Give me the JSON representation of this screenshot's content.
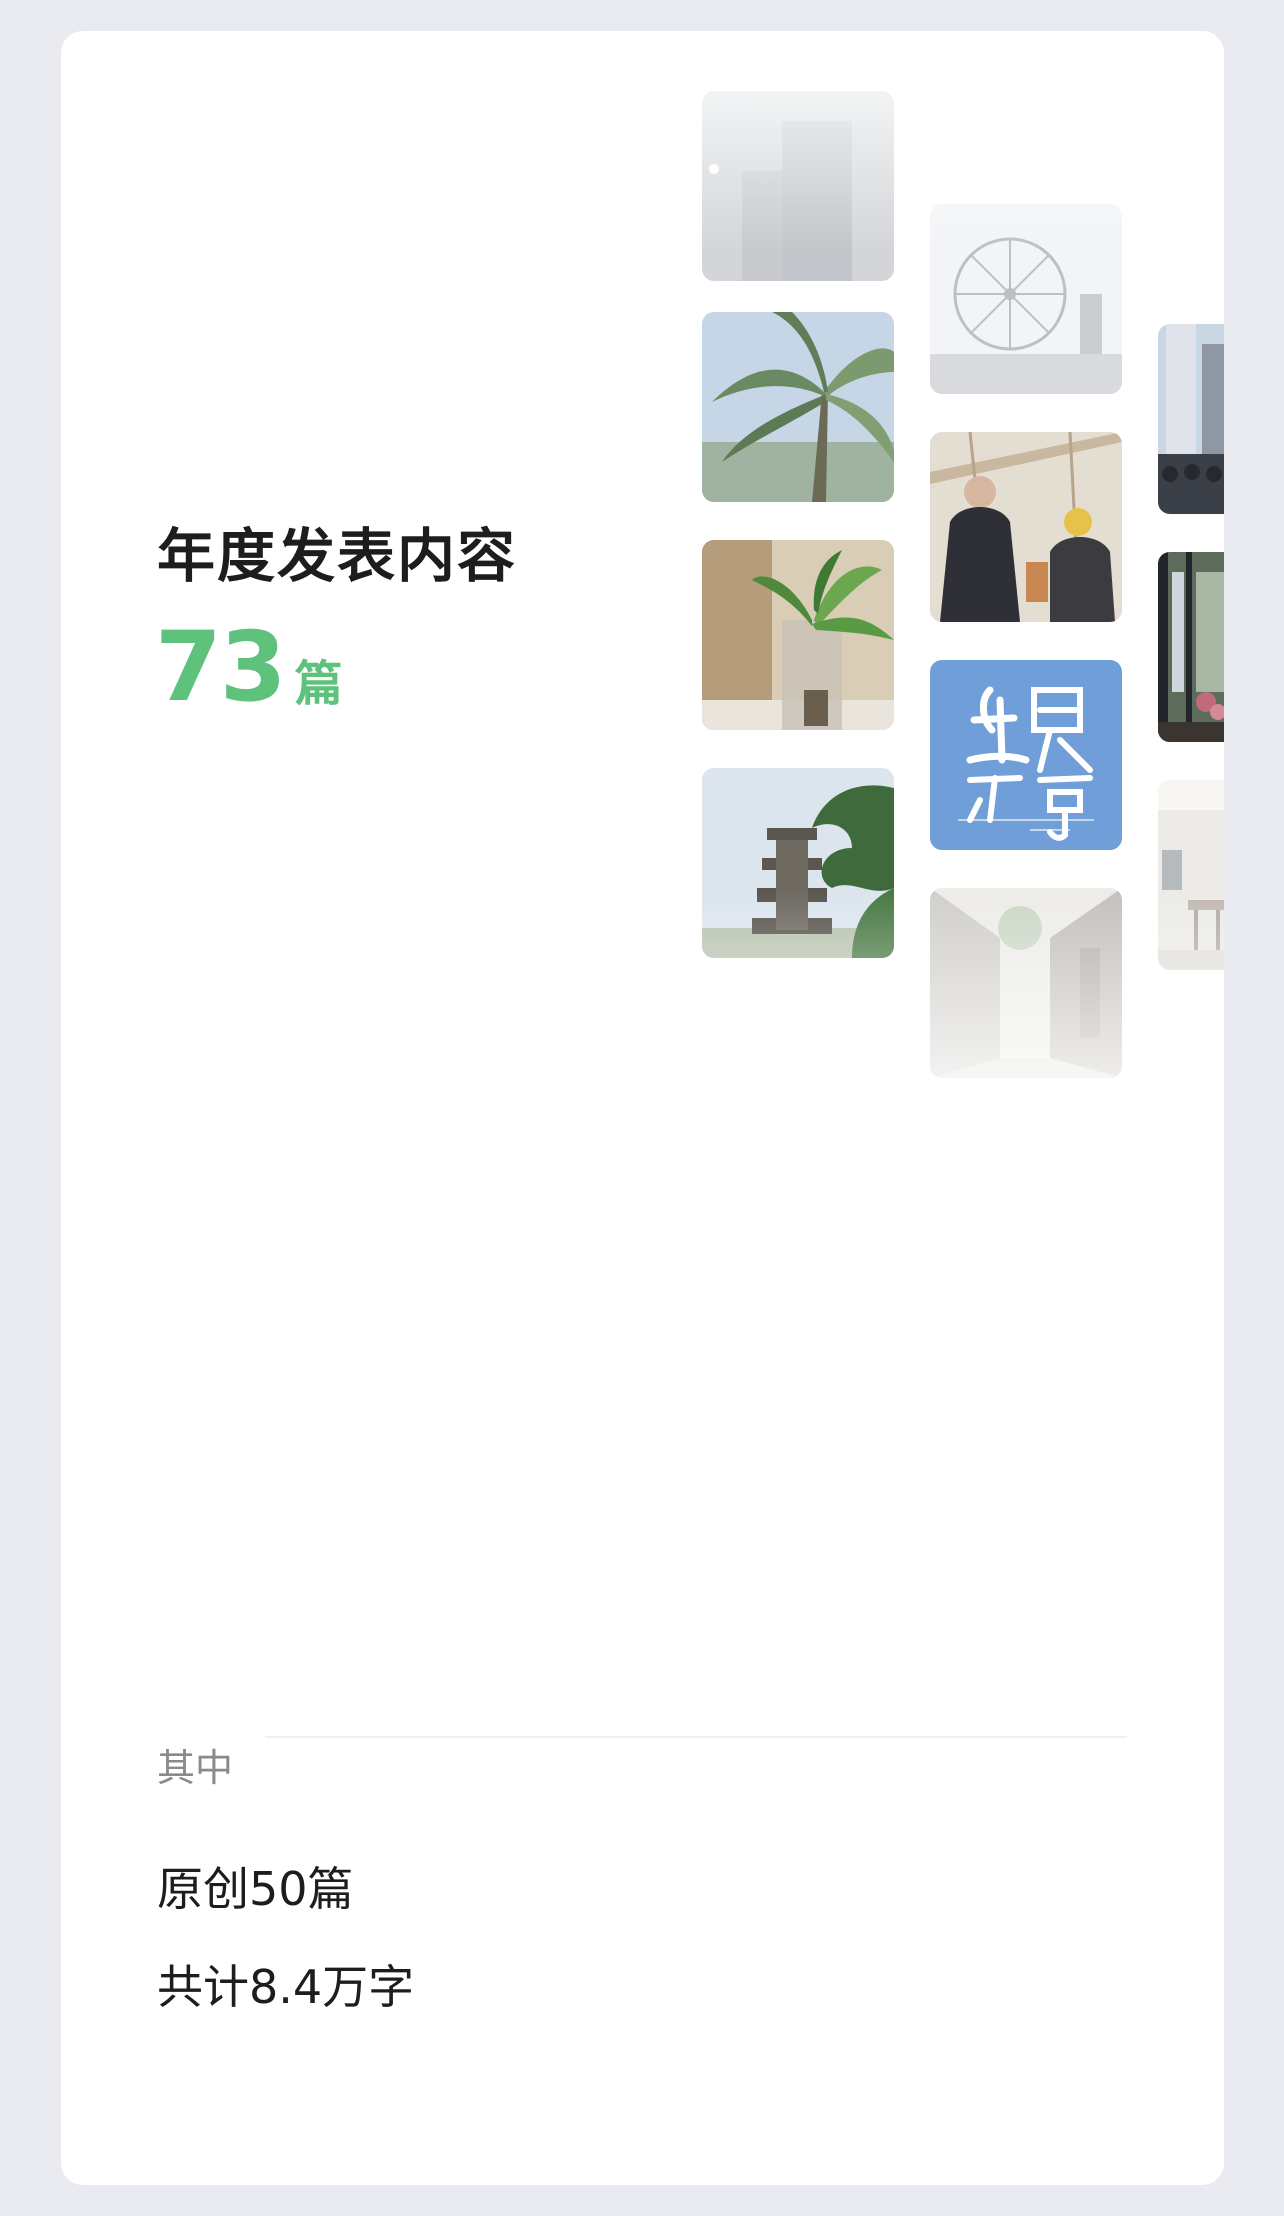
{
  "card": {
    "title": "年度发表内容",
    "count": "73",
    "count_unit": "篇",
    "breakdown_label": "其中",
    "original_articles": "原创50篇",
    "total_words": "共计8.4万字"
  },
  "colors": {
    "accent_green": "#5ec27d",
    "page_background": "#e9ebf0",
    "card_background": "#ffffff",
    "title_text": "#1d1d1d",
    "muted_text": "#8a8a8a"
  },
  "photo_wall": {
    "photos": [
      {
        "name": "photo-building-night"
      },
      {
        "name": "photo-ferris-wheel"
      },
      {
        "name": "photo-palm-tree"
      },
      {
        "name": "photo-station-crowd"
      },
      {
        "name": "photo-children-playground"
      },
      {
        "name": "photo-potted-plant"
      },
      {
        "name": "photo-cafe-window"
      },
      {
        "name": "photo-calligraphy-poster"
      },
      {
        "name": "photo-pagoda-pine"
      },
      {
        "name": "photo-cafe-interior"
      },
      {
        "name": "photo-old-alley"
      }
    ]
  }
}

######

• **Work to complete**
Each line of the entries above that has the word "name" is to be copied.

• **Output of the task**
        "name": "photo-building-night"
        "name": "photo-ferris-wheel"
        "name": "photo-palm-tree"
        "name": "photo-station-crowd"
        "name": "photo-children-playground"
        "name": "photo-potted-plant"
        "name": "photo-cafe-window"
        "name": "photo-calligraphy-poster"
        "name": "photo-pagoda-pine"
        "name": "photo-cafe-interior"
        "name": "photo-old-alley"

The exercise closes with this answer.